*TASK PROMPT:*
Please show every line from the entries that carries the word "JSON".

======== DATA TO EXAMINE

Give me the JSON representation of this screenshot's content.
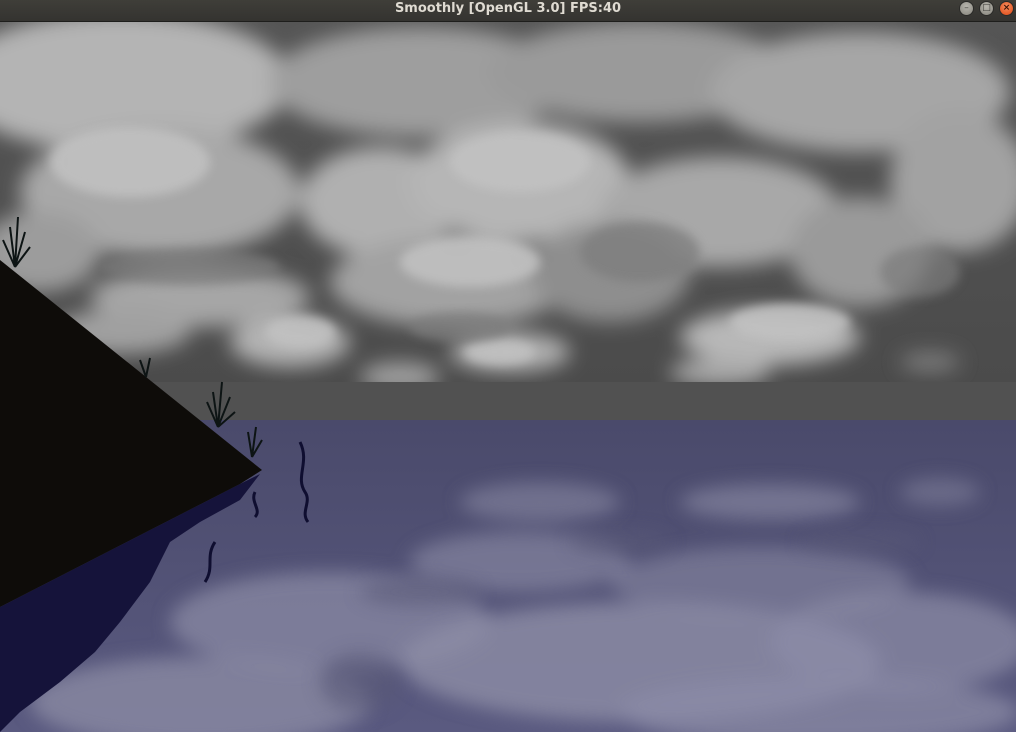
{
  "window": {
    "title": "Smoothly [OpenGL 3.0] FPS:40",
    "buttons": {
      "minimize_glyph": "–",
      "maximize_glyph": "□",
      "close_glyph": "×"
    }
  },
  "scene": {
    "sky_color": "#4f4f4f",
    "cloud_color": "#a9a9a9",
    "water_color": "#4c4b6f",
    "water_reflection_color": "#8a8aa3",
    "terrain_color": "#0e0c09",
    "shore_shadow_color": "#14123a",
    "plant_color": "#0d1414"
  }
}
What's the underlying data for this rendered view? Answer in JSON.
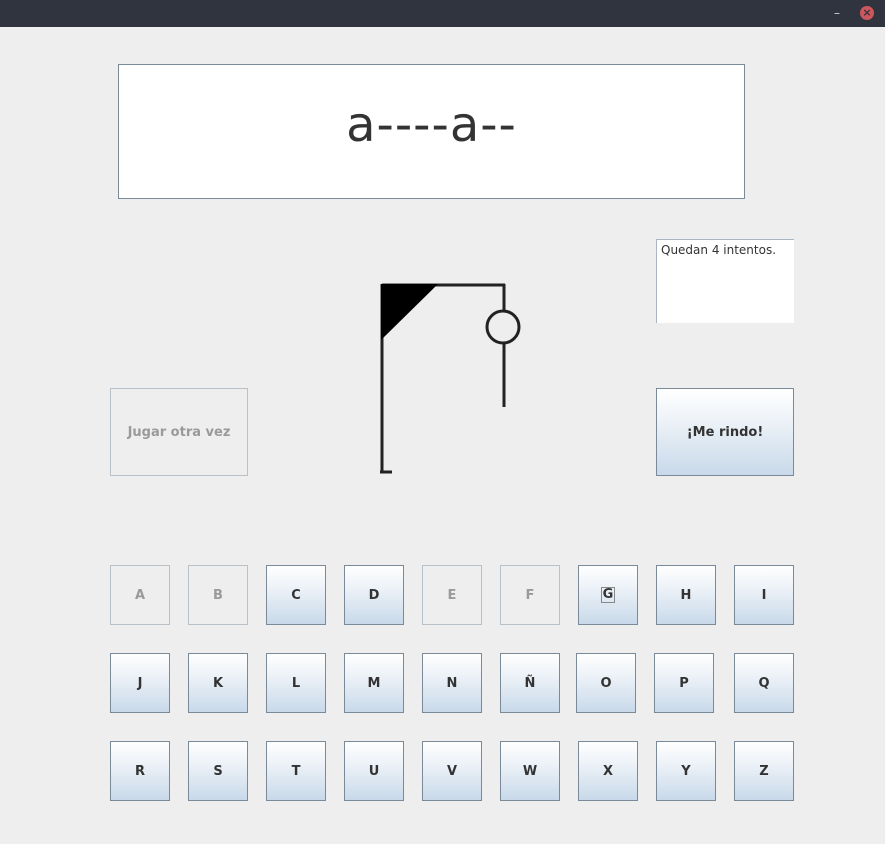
{
  "titlebar": {
    "minimize_glyph": "–",
    "close_glyph": "×"
  },
  "word": {
    "display": "a----a--"
  },
  "status": {
    "text": "Quedan 4 intentos."
  },
  "buttons": {
    "play_again": "Jugar otra vez",
    "give_up": "¡Me rindo!"
  },
  "letters": {
    "row1": [
      "A",
      "B",
      "C",
      "D",
      "E",
      "F",
      "G",
      "H",
      "I"
    ],
    "row2": [
      "J",
      "K",
      "L",
      "M",
      "N",
      "Ñ",
      "O",
      "P",
      "Q"
    ],
    "row3": [
      "R",
      "S",
      "T",
      "U",
      "V",
      "W",
      "X",
      "Y",
      "Z"
    ],
    "disabled": [
      "A",
      "B",
      "E",
      "F"
    ],
    "focused": "G"
  },
  "hangman": {
    "icon": "gallows-with-head"
  }
}
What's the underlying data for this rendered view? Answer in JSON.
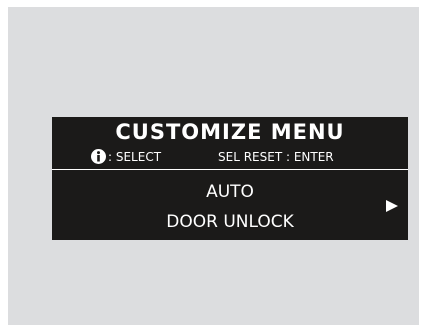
{
  "display": {
    "title": "CUSTOMIZE MENU",
    "hint_select": ": SELECT",
    "hint_enter": "SEL RESET : ENTER",
    "info_icon": "info-icon",
    "option_line1": "AUTO",
    "option_line2": "DOOR UNLOCK",
    "next_icon": "right-arrow-icon"
  }
}
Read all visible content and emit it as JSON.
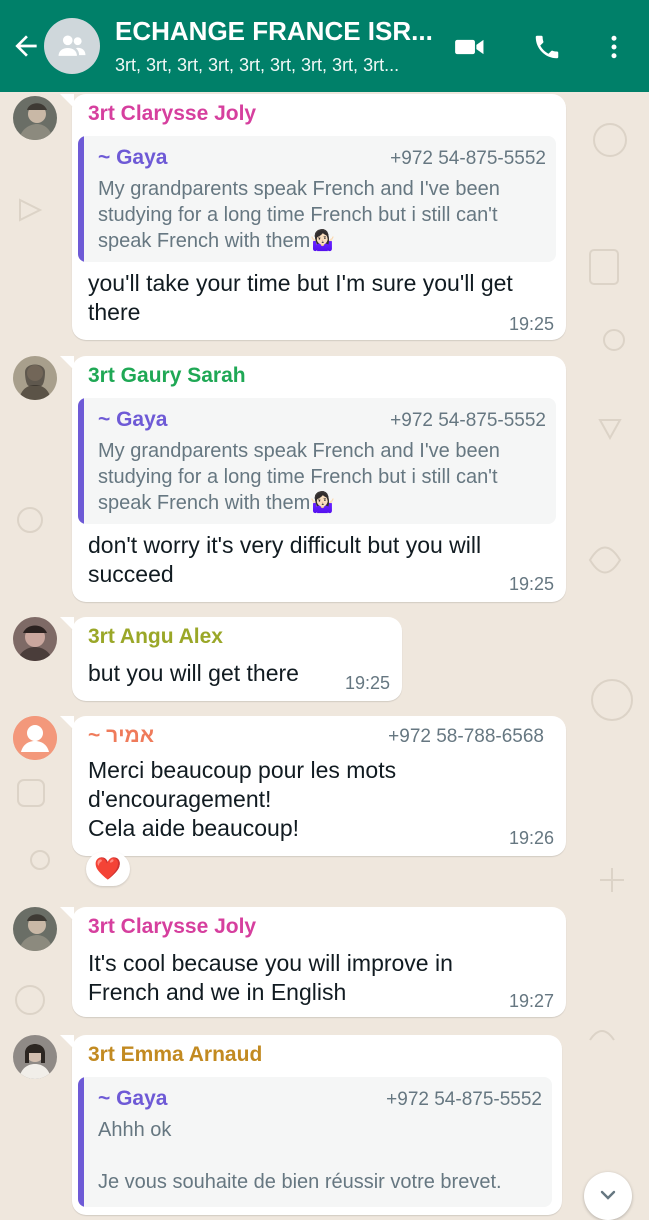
{
  "header": {
    "title": "ECHANGE FRANCE ISR...",
    "subtitle": "3rt, 3rt, 3rt, 3rt, 3rt, 3rt, 3rt, 3rt, 3rt..."
  },
  "messages": [
    {
      "sender": "3rt Clarysse Joly",
      "sender_color": "#d63f9e",
      "quote": {
        "author": "~ Gaya",
        "phone": "+972 54-875-5552",
        "text": "My grandparents speak French and I've been studying for a long time French but i still can't speak French with them🤷🏻‍♀️"
      },
      "text": "you'll take your time but I'm sure you'll get there",
      "time": "19:25"
    },
    {
      "sender": "3rt Gaury Sarah",
      "sender_color": "#1fa855",
      "quote": {
        "author": "~ Gaya",
        "phone": "+972 54-875-5552",
        "text": "My grandparents speak French and I've been studying for a long time French but i still can't speak French with them🤷🏻‍♀️"
      },
      "text": "don't worry it's very difficult but you will succeed",
      "time": "19:25"
    },
    {
      "sender": "3rt Angu Alex",
      "sender_color": "#9aa728",
      "text": "but you will get there",
      "time": "19:25"
    },
    {
      "sender": "~ אמיר",
      "sender_color": "#ef7b5b",
      "phone": "+972 58-788-6568",
      "text": "Merci beaucoup pour les mots d'encouragement!\nCela aide beaucoup!",
      "time": "19:26",
      "reaction": "❤️"
    },
    {
      "sender": "3rt Clarysse Joly",
      "sender_color": "#d63f9e",
      "text": "It's cool because you will improve in French and we in English",
      "time": "19:27"
    },
    {
      "sender": "3rt Emma Arnaud",
      "sender_color": "#c28a21",
      "quote": {
        "author": "~ Gaya",
        "phone": "+972 54-875-5552",
        "text": "Ahhh ok\n\nJe vous souhaite de bien réussir votre brevet."
      }
    }
  ],
  "icons": {
    "back": "arrow-left-icon",
    "group": "group-icon",
    "video": "video-call-icon",
    "call": "phone-icon",
    "menu": "more-vert-icon",
    "scroll": "chevron-down-icon"
  },
  "colors": {
    "header_bg": "#008069",
    "chat_bg": "#efe7dd",
    "quote_accent": "#6e5ad6"
  }
}
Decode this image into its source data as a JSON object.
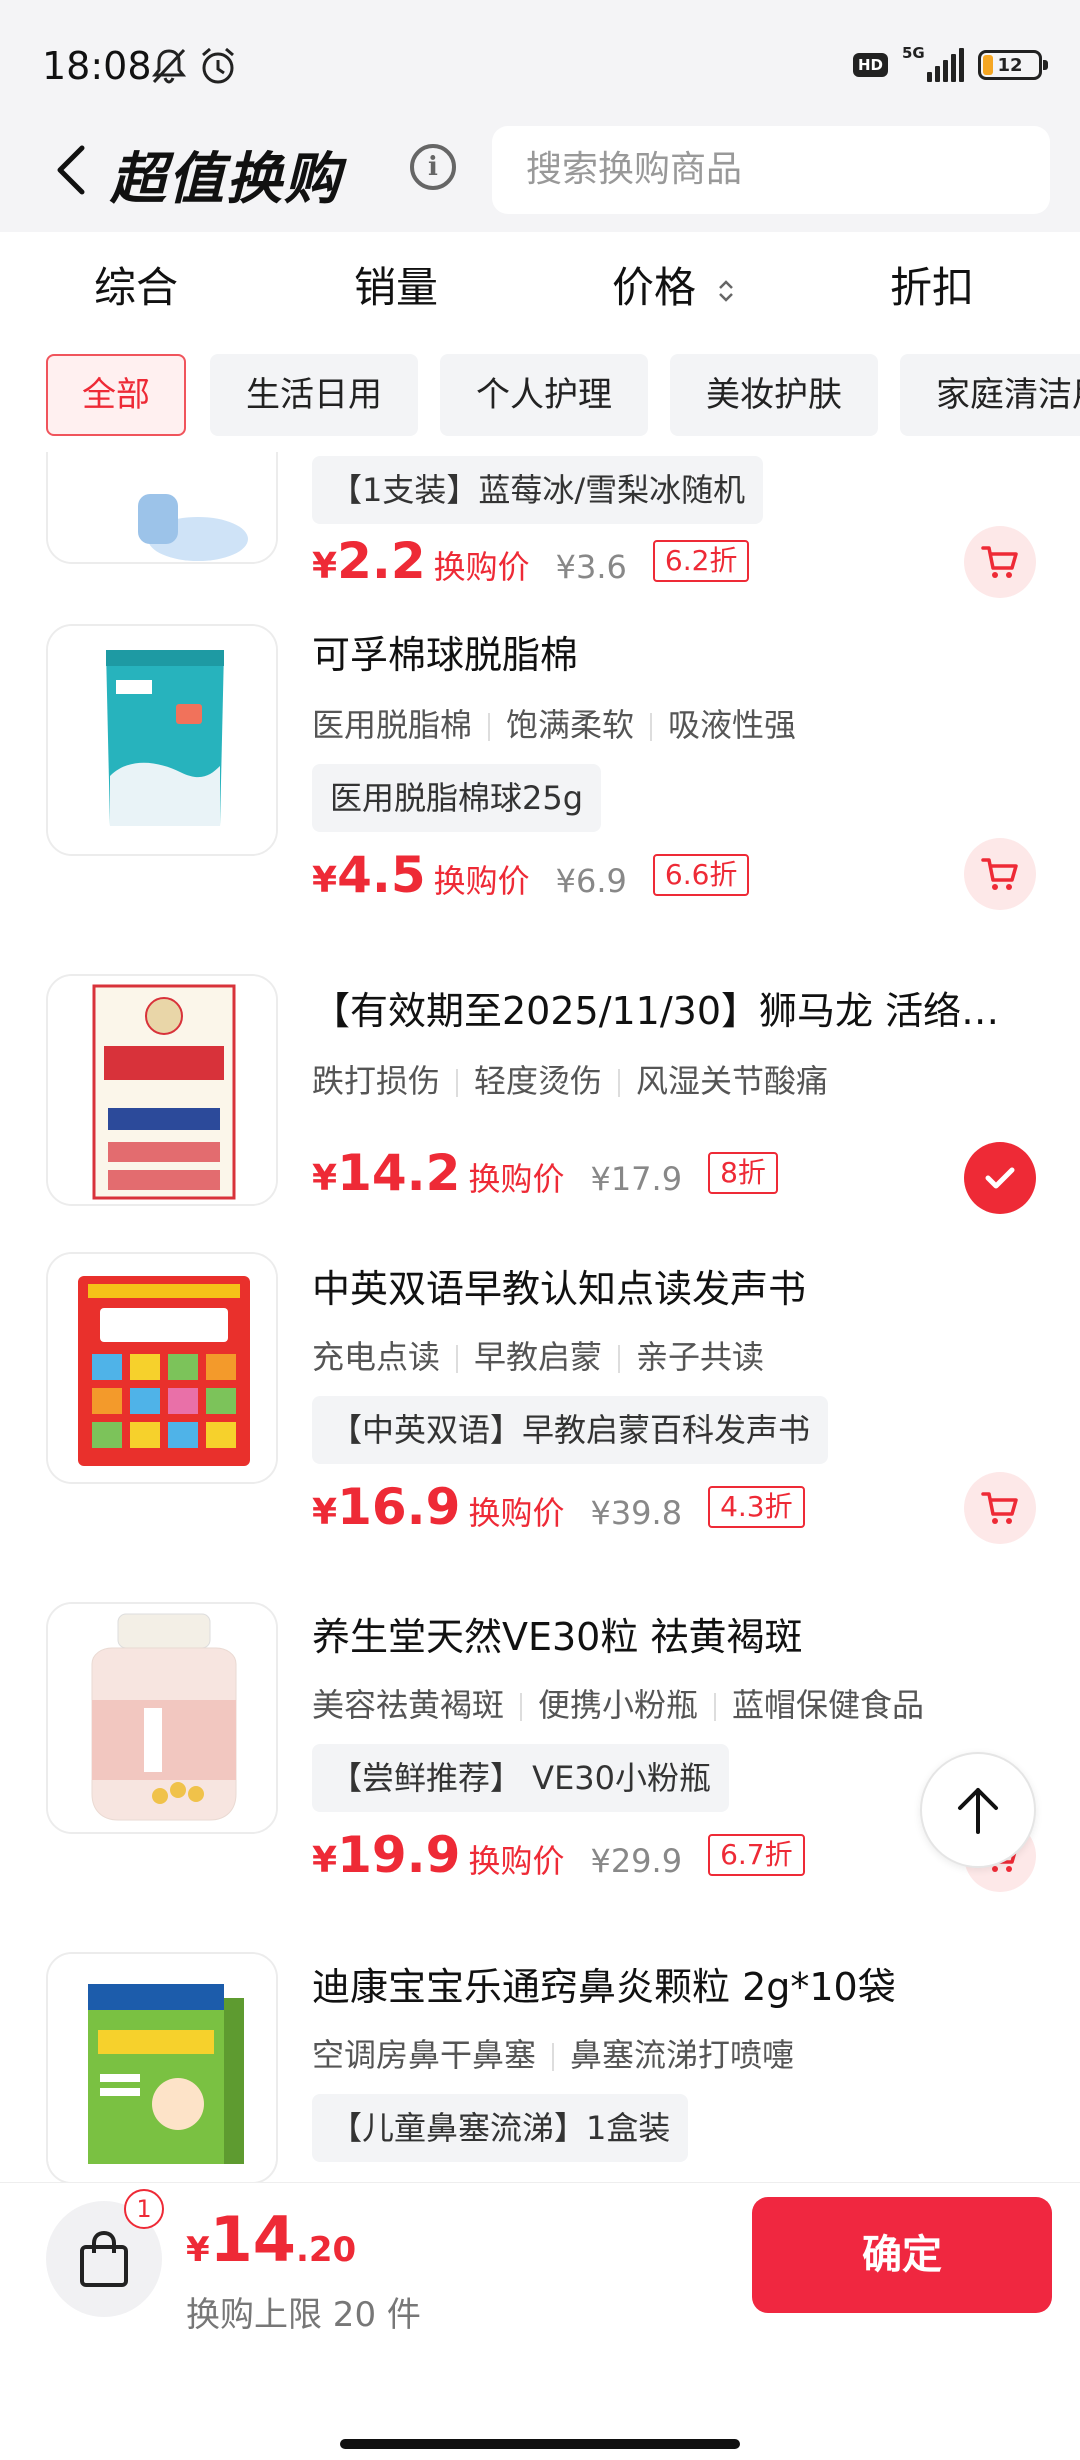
{
  "status_bar": {
    "time": "18:08",
    "hd_label": "HD",
    "network": "5G",
    "battery": "12"
  },
  "header": {
    "title": "超值换购",
    "info_icon": "i",
    "search_placeholder": "搜索换购商品"
  },
  "sort_tabs": [
    "综合",
    "销量",
    "价格",
    "折扣"
  ],
  "categories": [
    "全部",
    "生活日用",
    "个人护理",
    "美妆护肤",
    "家庭清洁用"
  ],
  "active_category": "全部",
  "products": [
    {
      "spec": "【1支装】蓝莓冰/雪梨冰随机",
      "price": "2.2",
      "price_label": "换购价",
      "original": "¥3.6",
      "discount": "6.2折",
      "selected": false
    },
    {
      "name": "可孚棉球脱脂棉",
      "tags": [
        "医用脱脂棉",
        "饱满柔软",
        "吸液性强"
      ],
      "spec": "医用脱脂棉球25g",
      "price": "4.5",
      "price_label": "换购价",
      "original": "¥6.9",
      "discount": "6.6折",
      "selected": false
    },
    {
      "name": "【有效期至2025/11/30】狮马龙 活络…",
      "tags": [
        "跌打损伤",
        "轻度烫伤",
        "风湿关节酸痛"
      ],
      "price": "14.2",
      "price_label": "换购价",
      "original": "¥17.9",
      "discount": "8折",
      "selected": true
    },
    {
      "name": "中英双语早教认知点读发声书",
      "tags": [
        "充电点读",
        "早教启蒙",
        "亲子共读"
      ],
      "spec": "【中英双语】早教启蒙百科发声书",
      "price": "16.9",
      "price_label": "换购价",
      "original": "¥39.8",
      "discount": "4.3折",
      "selected": false
    },
    {
      "name": "养生堂天然VE30粒 祛黄褐斑",
      "tags": [
        "美容祛黄褐斑",
        "便携小粉瓶",
        "蓝帽保健食品"
      ],
      "spec": "【尝鲜推荐】 VE30小粉瓶",
      "price": "19.9",
      "price_label": "换购价",
      "original": "¥29.9",
      "discount": "6.7折",
      "selected": false
    },
    {
      "name": "迪康宝宝乐通窍鼻炎颗粒 2g*10袋",
      "tags": [
        "空调房鼻干鼻塞",
        "鼻塞流涕打喷嚏"
      ],
      "spec": "【儿童鼻塞流涕】1盒装",
      "selected": false
    }
  ],
  "bottom": {
    "cart_count": "1",
    "currency": "¥",
    "total_int": "14",
    "total_dec": ".20",
    "limit_text": "换购上限 20 件",
    "confirm_label": "确定"
  },
  "colors": {
    "accent": "#ee2a36",
    "confirm": "#f02740",
    "header_bg": "#f4f4f6"
  }
}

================

*ANSWER SPACE:*
Give me the JSON representation of this screenshot's content.
What's the underlying data for this rendered view? Answer in JSON.
What's the underlying data for this rendered view? Answer in JSON.
Read all visible content and emit it as JSON.
Decode this image into its source data as a JSON object.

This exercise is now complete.